"It’s important that if you do document a sport to not only get the action, but to get the athletes and their own accounts. That’s what makes it personal and interesting."

Whistler Film Festival director, Shauna Hardy said it was obvious why both films received such high accolades on the film festival circuit.

"Their success is due in part to their unique story lines and incredible cinematography. I also think that audiences are seeking a more enriched and adventurous film experience, which these unique topics provide," she said.

Norman Cohn and Agi Orsi will be panelists at the WFF’s digital film-making workshop titled Digital Middle: above and below the on Saturday, Dec. 7, 8:30-11:30 a.m.

Both will also be making guest appearances at their film screenings and Orsi will be on the Adventure Filmmaking Panel.

Other independent features during the festival include Farewell Letters , a moving short about Robert F. Scott’s historic and fatal expedition to the South Pole. The Last Husky recounts the demise of the husky era in Antarctica, and The Land That Time Forgot takes you to the remote glaciers of Antarctica with a group of eager boarders and skiers.

Other notable documentary submissions include Bombies by Vancouver’s Jack Silberman, which addresses the problem of unexploded American cluster bombs in northern Laos, and Wade Davis: The Explorer follows the anthropologist and best-selling author on a river trip in Northern B.C. and Alaska to Inca ruins in the Peruvian Andes.
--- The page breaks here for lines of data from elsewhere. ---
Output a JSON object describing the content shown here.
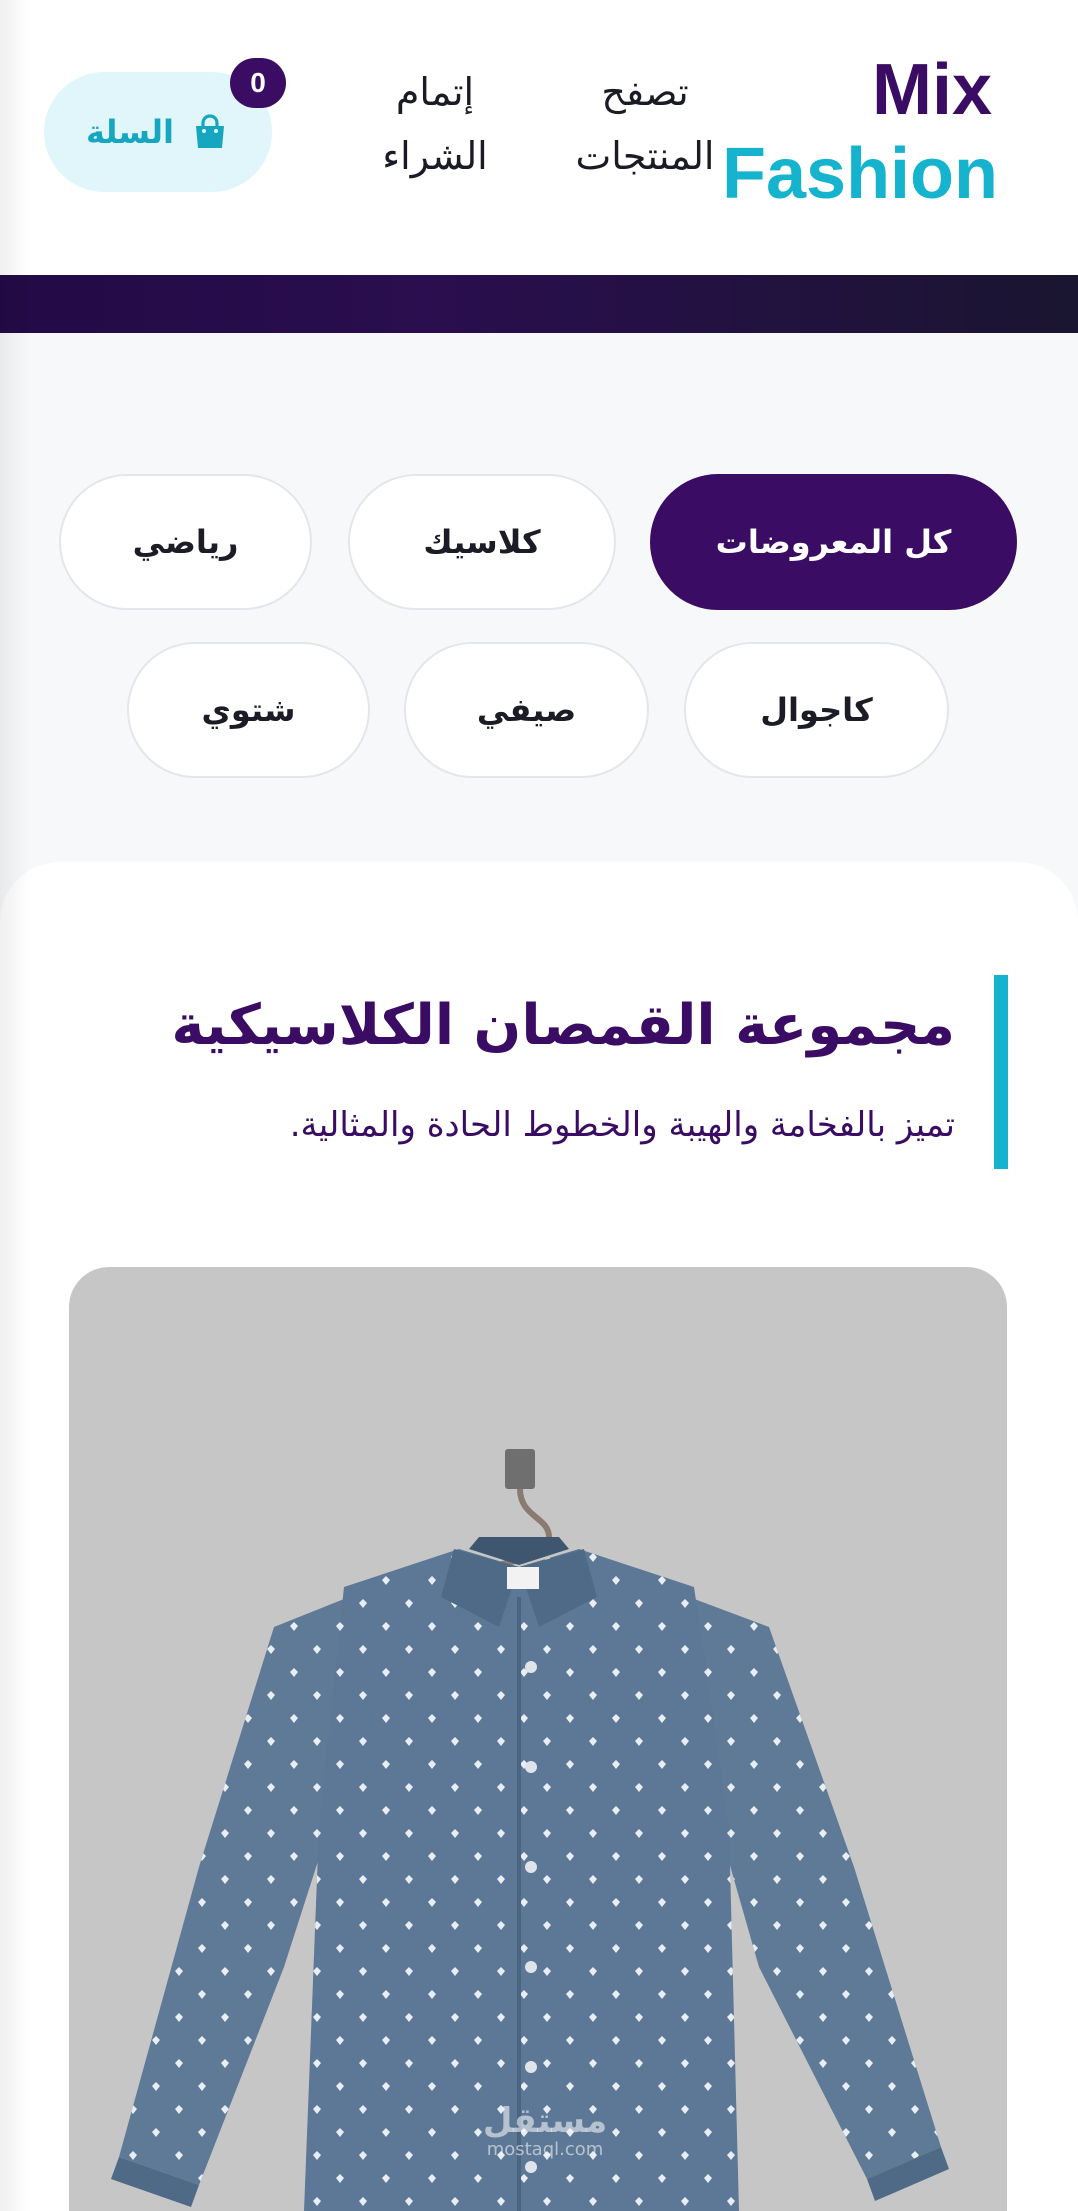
{
  "brand": {
    "line1": "Mix",
    "line2": "Fashion"
  },
  "nav": {
    "browse_line1": "تصفح",
    "browse_line2": "المنتجات",
    "checkout_line1": "إتمام",
    "checkout_line2": "الشراء"
  },
  "cart": {
    "label": "السلة",
    "count": "0",
    "icon": "shopping-bag-icon"
  },
  "filters": [
    {
      "label": "كل المعروضات",
      "active": true
    },
    {
      "label": "كلاسيك",
      "active": false
    },
    {
      "label": "رياضي",
      "active": false
    },
    {
      "label": "كاجوال",
      "active": false
    },
    {
      "label": "صيفي",
      "active": false
    },
    {
      "label": "شتوي",
      "active": false
    }
  ],
  "collection": {
    "title": "مجموعة القمصان الكلاسيكية",
    "subtitle": "تميز بالفخامة والهيبة والخطوط الحادة والمثالية."
  },
  "watermark": {
    "ar": "مستقل",
    "en": "mostaql.com"
  },
  "colors": {
    "primary": "#3a0c63",
    "accent": "#16b3cf",
    "cart_bg": "#e1f6fa",
    "page_bg": "#f7f8fa",
    "product_bg": "#c7c6c6",
    "shirt": "#5e7a97"
  }
}
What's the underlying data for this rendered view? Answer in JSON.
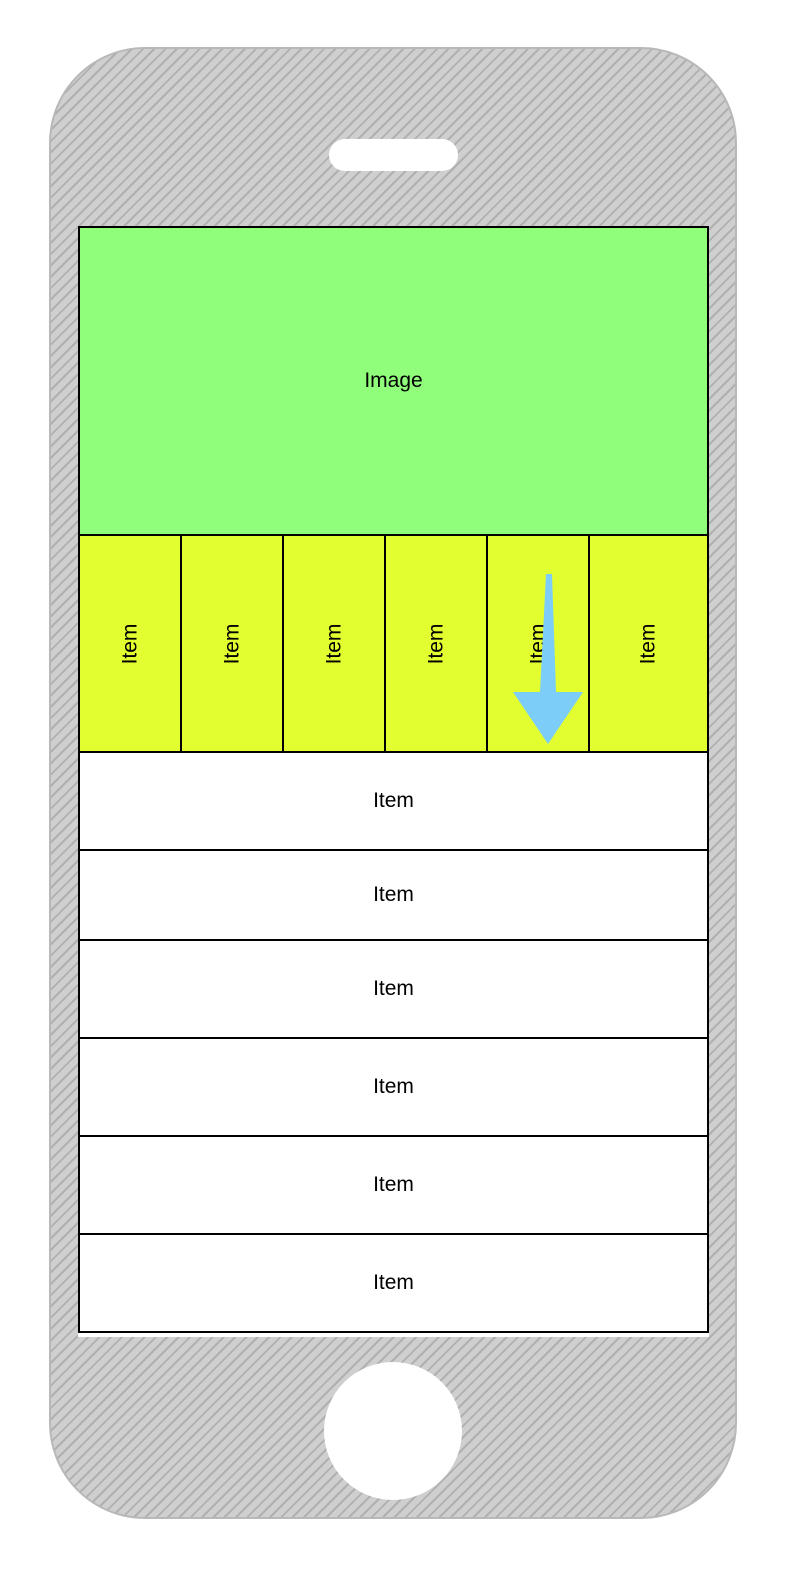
{
  "screen": {
    "image_label": "Image",
    "tabs": [
      "Item",
      "Item",
      "Item",
      "Item",
      "Item",
      "Item"
    ],
    "list": [
      "Item",
      "Item",
      "Item",
      "Item",
      "Item",
      "Item"
    ]
  },
  "colors": {
    "image_fill": "#90fd7b",
    "tab_fill": "#e3fe30",
    "arrow": "#7dcdf9",
    "phone_body": "#cfcfcf"
  },
  "icons": {
    "arrow": "arrow-down-icon"
  }
}
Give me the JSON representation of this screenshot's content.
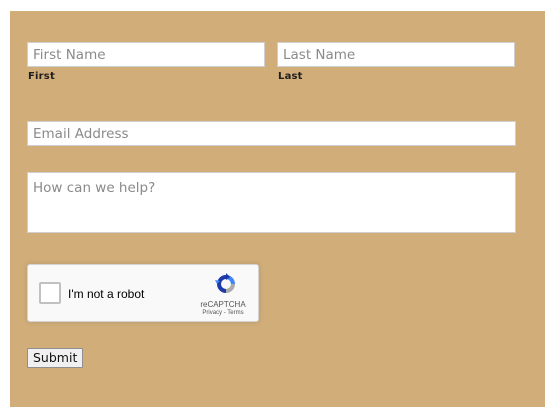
{
  "form": {
    "first_name": {
      "placeholder": "First Name",
      "value": "",
      "sublabel": "First"
    },
    "last_name": {
      "placeholder": "Last Name",
      "value": "",
      "sublabel": "Last"
    },
    "email": {
      "placeholder": "Email Address",
      "value": ""
    },
    "message": {
      "placeholder": "How can we help?",
      "value": ""
    },
    "recaptcha": {
      "label": "I'm not a robot",
      "brand": "reCAPTCHA",
      "privacy": "Privacy",
      "separator": " - ",
      "terms": "Terms",
      "logo_icon": "recaptcha-logo-icon",
      "checked": false
    },
    "submit_label": "Submit"
  },
  "colors": {
    "background": "#d0ad79",
    "input_bg": "#ffffff",
    "recaptcha_bg": "#f9f9f9",
    "recaptcha_blue": "#1c3aa9",
    "recaptcha_lightblue": "#4285f4",
    "recaptcha_gray": "#ababab"
  }
}
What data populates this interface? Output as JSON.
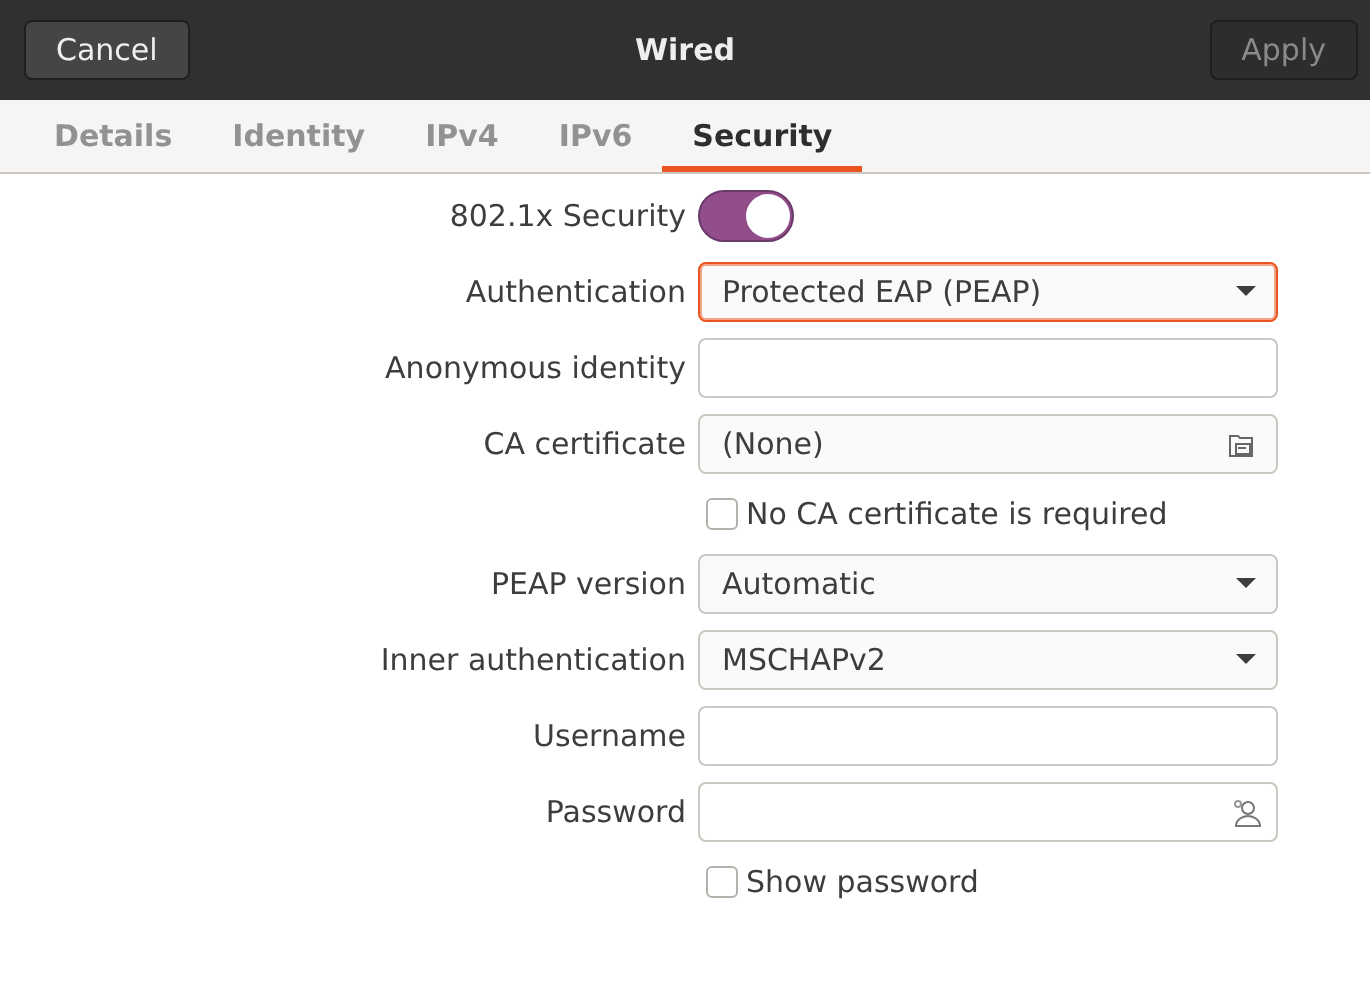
{
  "header": {
    "cancel": "Cancel",
    "title": "Wired",
    "apply": {
      "label": "Apply",
      "disabled": true
    }
  },
  "tabs": [
    {
      "label": "Details",
      "selected": false
    },
    {
      "label": "Identity",
      "selected": false
    },
    {
      "label": "IPv4",
      "selected": false
    },
    {
      "label": "IPv6",
      "selected": false
    },
    {
      "label": "Security",
      "selected": true
    }
  ],
  "rows": [
    {
      "kind": "switch",
      "label": "802.1x Security",
      "on": true
    },
    {
      "kind": "combo",
      "label": "Authentication",
      "value": "Protected EAP (PEAP)",
      "focused": true
    },
    {
      "kind": "entry",
      "label": "Anonymous identity"
    },
    {
      "kind": "file",
      "label": "CA certificate",
      "value": "(None)"
    },
    {
      "kind": "checkbox",
      "label": "No CA certificate is required",
      "checked": false
    },
    {
      "kind": "combo",
      "label": "PEAP version",
      "value": "Automatic",
      "focused": false
    },
    {
      "kind": "combo",
      "label": "Inner authentication",
      "value": "MSCHAPv2",
      "focused": false
    },
    {
      "kind": "entry",
      "label": "Username"
    },
    {
      "kind": "password",
      "label": "Password"
    },
    {
      "kind": "checkbox",
      "label": "Show password",
      "checked": false
    }
  ]
}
Tickets to the Whistler Film Festival are available at MY Place, Nesters Market and Bestsellers, or via the Whistler Information & Activity Centre charge-by-phone line 604-938-2769.